Jennifer Jones (March 2, 1919 – December 17, 2009) was an American Oscar-winning actress during the Hollywood golden years. Jones was nominated for five Academy Awards, winning one for her role as Bernadette Soubirous in “The Song of Bernadette” (1943). She married three times, most notably to film producer David O. Selznick. Jennifer Jones starred in more than twenty films over a thirty-year career, going into semi-retirement following Selznick’s death in 1965. In later life, Jones withdrew from public life to live in quiet retirement with her son and his family in Malibu, California. She granted no interviews and rarely appeared in public. Jennifer Jones died of natural causes on Thursday, December 17, 2009, aged 90. She was cremated at the Forest Lawn Memorial Park in Glendale, California.
Peggy Ann Garner was born February 3, 1932 in Canton, Ohio to English-born attorney William H. Garner, who served as a U.S. Army officer during World War II and his wife Virginia. With their marriage failing, the strong willed Virginia moved to Hollywood with her daughter Peggy Ann. There Garner made her first film appearance (uncredited) at the age of six in “Little Miss Thoroughbred” (1938). Over the next few years Garner appeared in several more films, including “Jane Eyre” (1943) and “The Keys of the Kingdom” (1944). In 1945 she showed she could also handle comedy by giving a fine performance in “Junior Miss”. Peggy Ann Garner reached the height of her success at the age of thirteen in “A Tree Grows in Brooklyn” (1945), winning an Academy Juvenile Award largely for this performance. Bob Hope presented Garner her Oscar on March 7, 1946 at the 18th Academy Awards held at the Grauman’s Chinese Theater in Hollywood.
After years of separation and estrangement, her parents were divorced in 1947. Garner, who had a falling out with her mother, went to court to have her father appointed as her guardian.
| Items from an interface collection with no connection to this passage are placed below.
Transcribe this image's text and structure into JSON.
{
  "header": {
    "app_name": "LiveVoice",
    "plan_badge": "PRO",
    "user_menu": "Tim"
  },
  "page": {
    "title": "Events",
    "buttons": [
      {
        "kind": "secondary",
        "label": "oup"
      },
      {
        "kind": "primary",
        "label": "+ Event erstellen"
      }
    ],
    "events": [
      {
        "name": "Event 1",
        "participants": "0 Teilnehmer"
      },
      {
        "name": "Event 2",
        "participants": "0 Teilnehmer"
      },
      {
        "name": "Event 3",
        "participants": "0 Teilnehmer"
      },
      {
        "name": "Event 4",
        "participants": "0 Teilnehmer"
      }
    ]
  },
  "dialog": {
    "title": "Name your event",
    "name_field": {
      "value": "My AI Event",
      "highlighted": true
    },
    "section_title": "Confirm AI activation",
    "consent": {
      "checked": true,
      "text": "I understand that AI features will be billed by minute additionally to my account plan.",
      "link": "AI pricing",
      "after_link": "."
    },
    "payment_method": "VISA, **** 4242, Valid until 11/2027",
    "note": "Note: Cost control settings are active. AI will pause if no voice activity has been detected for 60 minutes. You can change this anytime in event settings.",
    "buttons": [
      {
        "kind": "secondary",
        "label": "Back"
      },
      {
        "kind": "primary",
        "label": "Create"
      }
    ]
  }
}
Unable to make a successful transition into adult film roles Garner moved back to New York to study with the Actor’s Studio and try her talents on Broadway. She appeared on stage with Dorothy Gish in “The Man” in 1950, “A Royal Family” in 1951, “Home is the Hero” in 1954, and was in the road company of “Bus Stop” in 1955. Garner received Harvard’s Hasty Pudding Award for Woman of the Year in 1956 given by the Hasty Pudding Theatricals society at Harvard University to performers deemed to have made a “lasting and impressive contribution to the world of entertainment.”
During this time Garner also guest-starred steadily in television roles from the early 1950s through the 1960s. Among her many television roles included appearances in “The Ford Theatre Hour”, “Lux Video Theatre”, “Schlitz Playhouse”, “Robert Montgomery Presents”, “Zane Grey Theater”, “The Man from U.N.C.L.E.”, “Bonanza”, and “The Outer Limits”. Garner was also a regular panelist on the NBC television series, “Who Said That?”, along with H. V. Kaltenborn and Boris Karloff. In 1978, Garner surprised film audiences after a decade away from any feature film when she appeared as the pregnant aunt of the bride ‘Candice Ruteledge’ in the critically acclaimed Robert Altman film, “A Wedding” (1978). Her final screen performance was a small uncredited role in a 1980 made-for-television feature “This Year’s Blonde”.
Peggy Ann Garner was married three times. Her first marriage was to singer/game show host Richard Hayes. They were married on February 22, 1951 and divorced October 13, 1953. Her second marriage was to Albert Salmi on May 16, 1956. Garner and Salmi had one child together, a girl, Catherine Ann Salmi. The couple divorced March 13, 1963. Garner’s final marriage was to Kenyon Foster Brown on August 7, 1964. After a few years, that marriage also ended in divorce in 1968.
Peggy Ann Garner died from pancreatic cancer on October 16, 1984 at the age of 52.